* WORK TO COMPLETE: Look through the listing for the word "JSON". Copy each line that has it.

* DATA FOR REVIEW:
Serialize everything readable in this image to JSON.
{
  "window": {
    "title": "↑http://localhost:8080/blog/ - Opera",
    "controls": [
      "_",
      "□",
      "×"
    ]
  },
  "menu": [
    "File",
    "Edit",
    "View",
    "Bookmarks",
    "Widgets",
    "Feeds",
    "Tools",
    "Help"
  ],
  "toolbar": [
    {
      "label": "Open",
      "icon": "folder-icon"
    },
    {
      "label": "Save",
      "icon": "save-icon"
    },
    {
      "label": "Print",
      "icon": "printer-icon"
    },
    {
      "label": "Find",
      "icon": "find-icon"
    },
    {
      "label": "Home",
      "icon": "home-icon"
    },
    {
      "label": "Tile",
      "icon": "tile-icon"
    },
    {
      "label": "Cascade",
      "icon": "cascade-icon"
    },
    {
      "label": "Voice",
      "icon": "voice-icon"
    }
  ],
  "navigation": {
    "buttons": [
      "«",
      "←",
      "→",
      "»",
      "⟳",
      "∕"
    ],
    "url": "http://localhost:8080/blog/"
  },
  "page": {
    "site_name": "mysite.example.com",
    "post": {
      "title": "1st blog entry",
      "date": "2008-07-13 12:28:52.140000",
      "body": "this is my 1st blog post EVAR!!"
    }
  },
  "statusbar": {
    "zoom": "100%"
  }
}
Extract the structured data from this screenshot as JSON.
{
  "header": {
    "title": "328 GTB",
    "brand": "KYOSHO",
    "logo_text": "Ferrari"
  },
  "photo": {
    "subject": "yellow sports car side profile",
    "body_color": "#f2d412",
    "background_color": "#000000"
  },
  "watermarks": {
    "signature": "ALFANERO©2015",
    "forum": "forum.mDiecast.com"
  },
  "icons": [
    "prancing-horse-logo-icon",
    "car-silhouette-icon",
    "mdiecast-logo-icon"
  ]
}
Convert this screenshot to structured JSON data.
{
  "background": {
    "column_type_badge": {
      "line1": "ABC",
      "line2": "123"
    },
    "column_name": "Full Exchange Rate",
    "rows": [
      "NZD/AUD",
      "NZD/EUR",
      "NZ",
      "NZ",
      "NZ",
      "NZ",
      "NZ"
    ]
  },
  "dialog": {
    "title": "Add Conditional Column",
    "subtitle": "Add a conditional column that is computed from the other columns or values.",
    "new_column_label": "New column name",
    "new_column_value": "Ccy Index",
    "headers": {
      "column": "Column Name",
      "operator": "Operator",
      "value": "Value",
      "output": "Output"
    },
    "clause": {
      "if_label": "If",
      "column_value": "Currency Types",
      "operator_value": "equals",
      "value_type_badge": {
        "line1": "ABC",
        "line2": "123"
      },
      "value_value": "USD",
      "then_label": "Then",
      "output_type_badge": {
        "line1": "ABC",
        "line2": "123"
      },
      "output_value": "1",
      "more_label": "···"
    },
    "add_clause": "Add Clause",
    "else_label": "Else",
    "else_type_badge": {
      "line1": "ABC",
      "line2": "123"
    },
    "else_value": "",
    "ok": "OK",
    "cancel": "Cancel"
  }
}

* EXERCISE RESULT:
Serialize everything readable in this image to JSON.
Extract the structured data from this screenshot as JSON.
Convert this screenshot to structured JSON data.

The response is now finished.